Iraqi police on Monday discovered 15 corpses in Baghdad, a bloody start to the Eid al-Fitr holiday marking the end of the Muslim fasting month of Ramadan.
Police found the bodies across Iraq’s capital, security sources said, including three women, aged 25-30, who had been handcuffed and shot in the head execution-style in an industrial area just north of the predominantly Shia Sadr City district. Further details were not immediately available.
The killings underlined growing fears of a relapse into sectarian civil war since Sunni insurgents led by Al-Qaeda-breakaway group the Islamic State seized large swathes of the north last month.
As Islamic State fighters set their sights on Baghdad, Iraqi politicians struggle to form a power-sharing government capable of tackling the insurgency. The Islamic State is not expected to attempt a takeover of the capital, a stronghold of the Iraqi security forces and the country's Shia majority, but they have exacerbated the country's religious tensions and sectarian killings are on the rise.

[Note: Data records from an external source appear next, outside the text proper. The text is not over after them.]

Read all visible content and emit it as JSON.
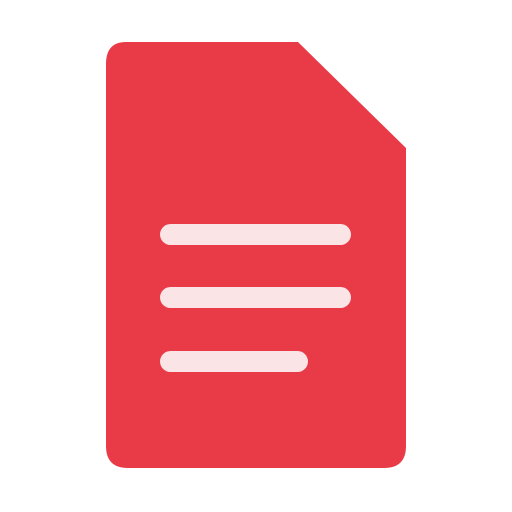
{
  "icon": {
    "name": "document-icon",
    "body_color": "#E83B47",
    "line_color": "#FBE4E6",
    "background_color": "#FFFFFF",
    "text_lines": 3
  }
}
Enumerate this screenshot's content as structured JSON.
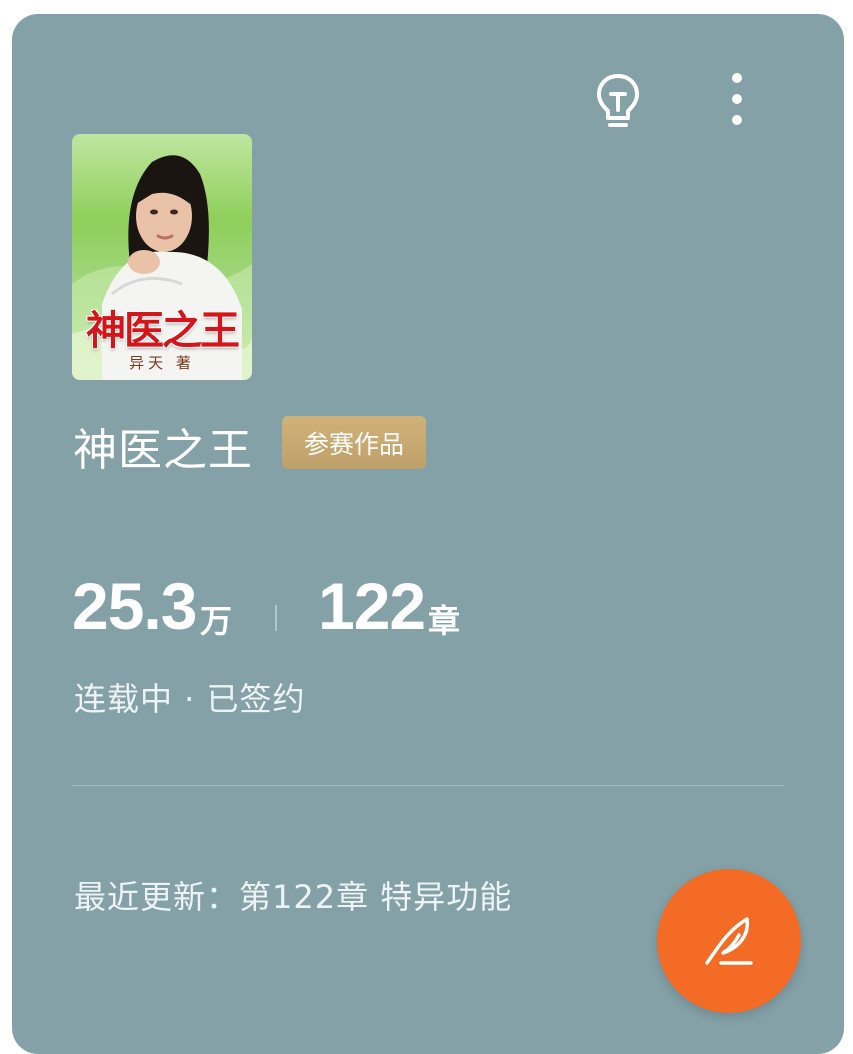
{
  "header": {
    "idea_icon": "lightbulb-icon",
    "more_icon": "more-vertical-icon"
  },
  "cover": {
    "title": "神医之王",
    "author": "异天 著"
  },
  "book": {
    "title": "神医之王",
    "badge": "参赛作品"
  },
  "stats": {
    "words_value": "25.3",
    "words_unit": "万",
    "chapters_value": "122",
    "chapters_unit": "章"
  },
  "status_text": "连载中 · 已签约",
  "latest_update": "最近更新：第122章 特异功能",
  "fab_icon": "quill-write-icon",
  "colors": {
    "card_bg": "#84a1a8",
    "badge_gold": "#c9ab72",
    "fab_orange": "#f36b24"
  }
}
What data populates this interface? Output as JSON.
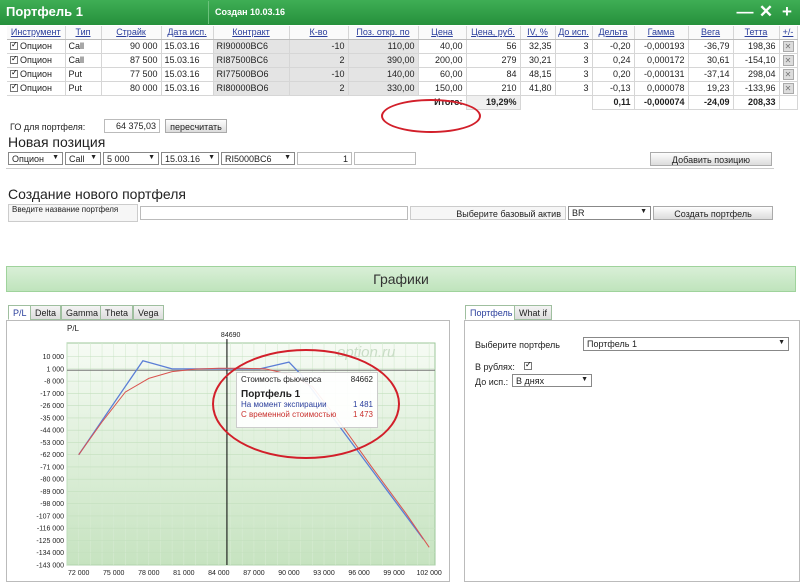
{
  "window": {
    "title": "Портфель 1",
    "created": "Создан 10.03.16",
    "minimize": "—",
    "close": "✕",
    "add": "+"
  },
  "positions_table": {
    "headers": [
      "Инструмент",
      "Тип",
      "Страйк",
      "Дата исп.",
      "Контракт",
      "К-во",
      "Поз. откр. по",
      "Цена",
      "Цена, руб.",
      "IV, %",
      "До исп.",
      "Дельта",
      "Гамма",
      "Вега",
      "Тетта",
      "+/-"
    ],
    "rows": [
      [
        "Опцион",
        "Call",
        "90 000",
        "15.03.16",
        "RI90000BC6",
        "-10",
        "110,00",
        "40,00",
        "56",
        "32,35",
        "3",
        "-0,20",
        "-0,000193",
        "-36,79",
        "198,36"
      ],
      [
        "Опцион",
        "Call",
        "87 500",
        "15.03.16",
        "RI87500BC6",
        "2",
        "390,00",
        "200,00",
        "279",
        "30,21",
        "3",
        "0,24",
        "0,000172",
        "30,61",
        "-154,10"
      ],
      [
        "Опцион",
        "Put",
        "77 500",
        "15.03.16",
        "RI77500BO6",
        "-10",
        "140,00",
        "60,00",
        "84",
        "48,15",
        "3",
        "0,20",
        "-0,000131",
        "-37,14",
        "298,04"
      ],
      [
        "Опцион",
        "Put",
        "80 000",
        "15.03.16",
        "RI80000BO6",
        "2",
        "330,00",
        "150,00",
        "210",
        "41,80",
        "3",
        "-0,13",
        "0,000078",
        "19,23",
        "-133,96"
      ]
    ],
    "totals": {
      "label": "Итого:",
      "percent": "19,29%",
      "delta": "0,11",
      "gamma": "-0,000074",
      "vega": "-24,09",
      "theta": "208,33"
    }
  },
  "go": {
    "label": "ГО для портфеля:",
    "value": "64 375,03",
    "recalc_button": "пересчитать"
  },
  "new_position": {
    "heading": "Новая позиция",
    "instrument": "Опцион",
    "type": "Call",
    "strike": "5 000",
    "date": "15.03.16",
    "contract": "RI5000BC6",
    "quantity": "1",
    "add_button": "Добавить позицию"
  },
  "new_portfolio": {
    "heading": "Создание нового портфеля",
    "name_label": "Введите название портфеля",
    "asset_label": "Выберите базовый актив",
    "asset_value": "BR",
    "create_button": "Создать портфель"
  },
  "graphs": {
    "title": "Графики",
    "tabs": [
      "P/L",
      "Delta",
      "Gamma",
      "Theta",
      "Vega"
    ],
    "right_tabs": [
      "Портфель",
      "What if"
    ]
  },
  "options": {
    "portfolio_label": "Выберите портфель",
    "portfolio_value": "Портфель 1",
    "rub_label": "В рублях:",
    "until_label": "До исп.:",
    "until_value": "В днях"
  },
  "tooltip": {
    "futures_label": "Стоимость фьючерса",
    "futures_value": "84662",
    "portfolio": "Портфель 1",
    "expiry_label": "На момент экспирации",
    "expiry_value": "1 481",
    "time_label": "С временной стоимостью",
    "time_value": "1 473"
  },
  "colors": {
    "expiry_line": "#5b7ed6",
    "time_line": "#d9534f",
    "header_green": "#2a9a42",
    "annotation": "#d21f2a"
  },
  "chart_data": {
    "type": "line",
    "ylabel": "P/L",
    "marker_label": "84690",
    "watermark": "option.ru",
    "xlim": [
      71000,
      102500
    ],
    "ylim": [
      -143000,
      20000
    ],
    "yticks": [
      10000,
      1000,
      -8000,
      -17000,
      -26000,
      -35000,
      -44000,
      -53000,
      -62000,
      -71000,
      -80000,
      -89000,
      -98000,
      -107000,
      -116000,
      -125000,
      -134000,
      -143000
    ],
    "ytick_labels": [
      "10 000",
      "1 000",
      "-8 000",
      "-17 000",
      "-26 000",
      "-35 000",
      "-44 000",
      "-53 000",
      "-62 000",
      "-71 000",
      "-80 000",
      "-89 000",
      "-98 000",
      "-107 000",
      "-116 000",
      "-125 000",
      "-134 000",
      "-143 000"
    ],
    "xticks": [
      72000,
      75000,
      78000,
      81000,
      84000,
      87000,
      90000,
      93000,
      96000,
      99000,
      102000
    ],
    "xtick_labels": [
      "72 000",
      "75 000",
      "78 000",
      "81 000",
      "84 000",
      "87 000",
      "90 000",
      "93 000",
      "96 000",
      "99 000",
      "102 000"
    ],
    "marker_x": 84690,
    "series": [
      {
        "name": "На момент экспирации",
        "x": [
          72000,
          77500,
          80000,
          87500,
          90000,
          91000,
          101500
        ],
        "y": [
          -62000,
          7000,
          1000,
          1000,
          6000,
          -3000,
          -124000
        ]
      },
      {
        "name": "С временной стоимостью",
        "x": [
          72000,
          74000,
          76000,
          78000,
          80000,
          82000,
          84000,
          86000,
          88000,
          90000,
          92000,
          94000,
          97000,
          100000,
          102000
        ],
        "y": [
          -62000,
          -38000,
          -16000,
          -6000,
          -1000,
          800,
          1400,
          1500,
          1000,
          -3000,
          -12000,
          -34000,
          -70000,
          -105000,
          -130000
        ]
      }
    ]
  }
}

Baghdad's morgues are filling up again with victims of slayings like those discovered Monday. Kidnappings are on the rise, and the bloodshed is forcing families to flee abroad or move to neighborhoods where they feel less threatened.
France said on Monday it would welcome Christians from northern Iraq who have been told by the Islamic State to convert to Islam, pay a religious levy or face death.

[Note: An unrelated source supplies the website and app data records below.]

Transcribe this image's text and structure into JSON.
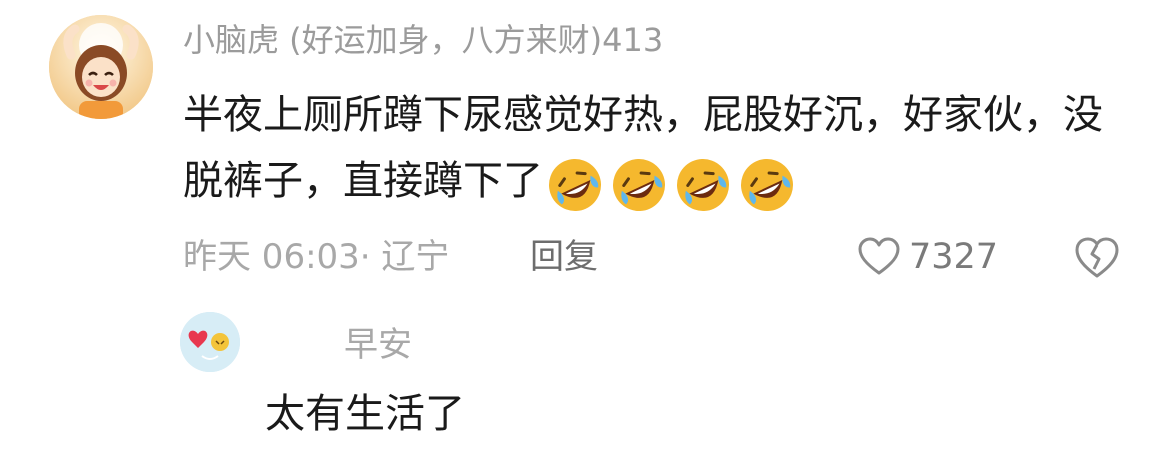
{
  "comment": {
    "username": "小脑虎 (好运加身，八方来财)413",
    "text": "半夜上厕所蹲下尿感觉好热，屁股好沉，好家伙，没脱裤子，直接蹲下了",
    "emojis": [
      "rolling-on-floor-laughing",
      "rolling-on-floor-laughing",
      "rolling-on-floor-laughing",
      "rolling-on-floor-laughing"
    ],
    "meta": "昨天 06:03· 辽宁",
    "reply_label": "回复",
    "like_count": "7327"
  },
  "reply": {
    "username": "早安",
    "text": "太有生活了"
  },
  "colors": {
    "text": "#1a1a1a",
    "muted": "#a8a8a8",
    "emoji_face": "#f5b82e"
  },
  "icons": {
    "like": "heart-outline-icon",
    "dislike": "broken-heart-outline-icon"
  }
}
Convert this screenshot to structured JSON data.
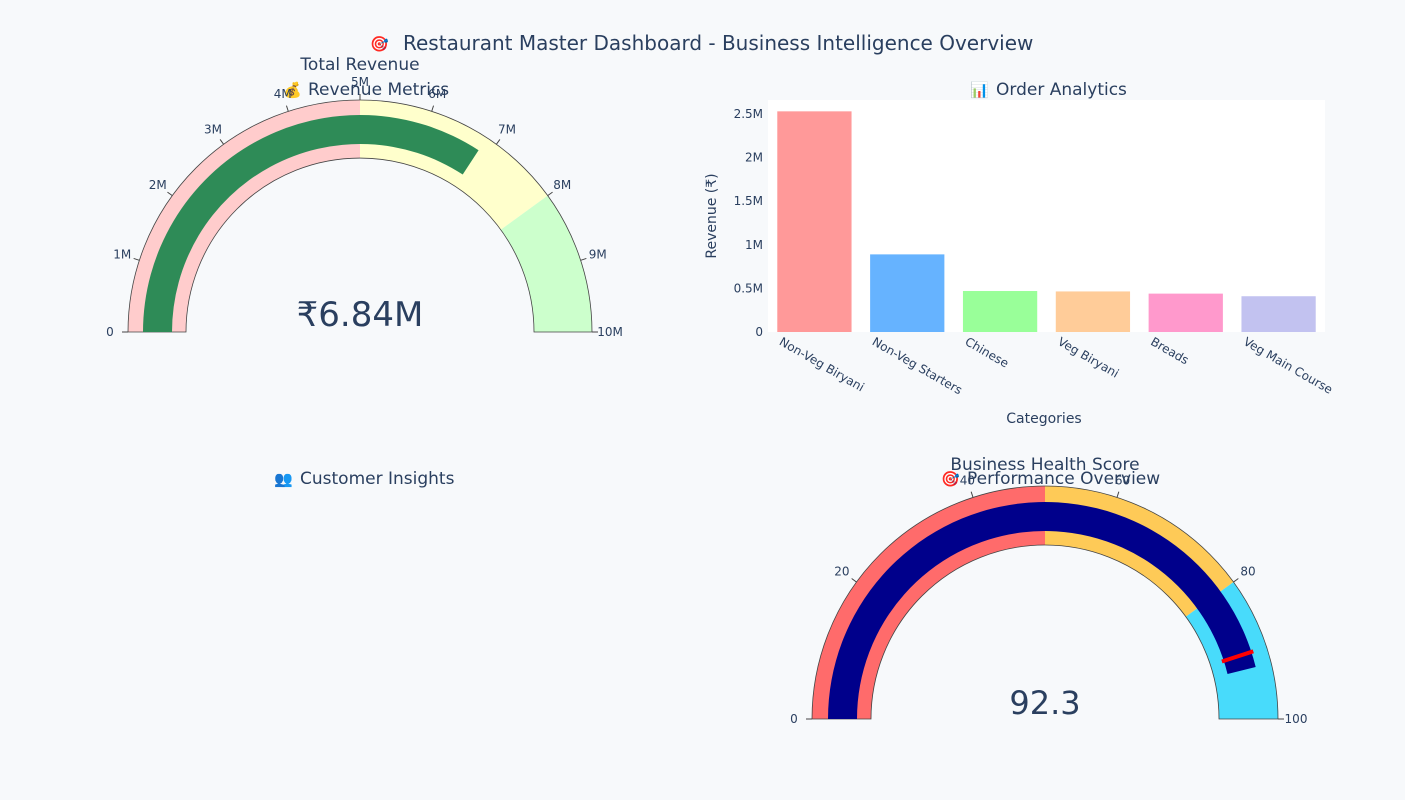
{
  "dashboard": {
    "title_icon": "target-icon",
    "title": "Restaurant Master Dashboard - Business Intelligence Overview"
  },
  "panels": {
    "revenue_metrics": {
      "icon": "money-bag-icon",
      "title": "Revenue Metrics"
    },
    "order_analytics": {
      "icon": "bar-chart-icon",
      "title": "Order Analytics"
    },
    "customer_insights": {
      "icon": "people-icon",
      "title": "Customer Insights"
    },
    "performance_overview": {
      "icon": "target-icon",
      "title": "Performance Overview"
    }
  },
  "colors": {
    "background": "#f7f9fb",
    "revenue_bar": "#2e8b57",
    "revenue_band_low": "#ffcccc",
    "revenue_band_mid": "#ffffcc",
    "revenue_band_high": "#ccffcc",
    "health_bar": "#00008b",
    "health_band_low": "#ff6b6b",
    "health_band_mid": "#feca57",
    "health_band_high": "#48dbfb",
    "threshold": "#ff0000"
  },
  "chart_data": [
    {
      "type": "gauge",
      "title": "Total Revenue",
      "value": 6840000,
      "value_text": "₹6.84M",
      "range": [
        0,
        10000000
      ],
      "ticks": [
        {
          "v": 0,
          "label": "0"
        },
        {
          "v": 1000000,
          "label": "1M"
        },
        {
          "v": 2000000,
          "label": "2M"
        },
        {
          "v": 3000000,
          "label": "3M"
        },
        {
          "v": 4000000,
          "label": "4M"
        },
        {
          "v": 5000000,
          "label": "5M"
        },
        {
          "v": 6000000,
          "label": "6M"
        },
        {
          "v": 7000000,
          "label": "7M"
        },
        {
          "v": 8000000,
          "label": "8M"
        },
        {
          "v": 9000000,
          "label": "9M"
        },
        {
          "v": 10000000,
          "label": "10M"
        }
      ],
      "steps": [
        {
          "range": [
            0,
            5000000
          ],
          "color": "#ffcccc"
        },
        {
          "range": [
            5000000,
            8000000
          ],
          "color": "#ffffcc"
        },
        {
          "range": [
            8000000,
            10000000
          ],
          "color": "#ccffcc"
        }
      ]
    },
    {
      "type": "bar",
      "title": "Order Analytics",
      "categories": [
        "Non-Veg Biryani",
        "Non-Veg Starters",
        "Chinese",
        "Veg Biryani",
        "Breads",
        "Veg Main Course"
      ],
      "values": [
        2530000,
        890000,
        470000,
        465000,
        440000,
        410000
      ],
      "colors": [
        "#ff9999",
        "#66b3ff",
        "#99ff99",
        "#ffcc99",
        "#ff99cc",
        "#c2c2f0"
      ],
      "xlabel": "Categories",
      "ylabel": "Revenue (₹)",
      "ylim": [
        0,
        2660000
      ],
      "yticks": [
        {
          "v": 0,
          "label": "0"
        },
        {
          "v": 500000,
          "label": "0.5M"
        },
        {
          "v": 1000000,
          "label": "1M"
        },
        {
          "v": 1500000,
          "label": "1.5M"
        },
        {
          "v": 2000000,
          "label": "2M"
        },
        {
          "v": 2500000,
          "label": "2.5M"
        }
      ],
      "grid": false
    },
    {
      "type": "gauge",
      "title": "Business Health Score",
      "value": 92.3,
      "value_text": "92.3",
      "range": [
        0,
        100
      ],
      "threshold": 90,
      "ticks": [
        {
          "v": 0,
          "label": "0"
        },
        {
          "v": 20,
          "label": "20"
        },
        {
          "v": 40,
          "label": "40"
        },
        {
          "v": 60,
          "label": "60"
        },
        {
          "v": 80,
          "label": "80"
        },
        {
          "v": 100,
          "label": "100"
        }
      ],
      "steps": [
        {
          "range": [
            0,
            50
          ],
          "color": "#ff6b6b"
        },
        {
          "range": [
            50,
            80
          ],
          "color": "#feca57"
        },
        {
          "range": [
            80,
            100
          ],
          "color": "#48dbfb"
        }
      ]
    }
  ]
}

Ever since the Islamic State declared its vast holdings across Syria and Iraq a restored Islamic caliphate and began to impose its radical brand of sharia law, hundreds of Christian families in Mosul have been forced to flee a city that has hosted the faith since its earliest years.
"We are providing aid to displaced people fleeing from the threats of Islamic State and who have sought refuge in Kurdistan. We are ready, if they wish, to facilitate their asylum on our soil," France's foreign and interior ministers, Laurent Fabius and Bernard Cazeneuve, said in a joint statement. "We are in constant contact with local and national authorities to ensure everything is done to protect them."
Iraq's Shia prime minister, Nouri al-Maliki, earlier this month condemned the armed group's treatment of the Christians and instructed a government committee to help those made homeless. However, Maliki has not said when the army might try to win back control of Mosul.
Islamic State has also warned all women in the city to wear full-face veils or risk severe punishment, and has stoned several women to death elsewhere in their territory. They have also summarily executed dozens of Shias, who they consider infidels.
The U.N. Security Council has already denounced the persecution of minorities in Iraq, warning that such actions can be considered crimes against humanity.
In a unanimous declaration adopted last week, the council condemned "in the strongest terms the systematic persecution of individuals from minority populations and those who refuse its extremist ideology in Iraq by ISIL [Islamic State] and associated armed groups."
Before the 2003 U.S.-led invasion, more than a million Christians lived in Iraq, including more than 600,000 in Baghdad and 60,000 in Mosul, as well as a substantial number in Kirkuk and in Basra.
Al Jazeera and wire services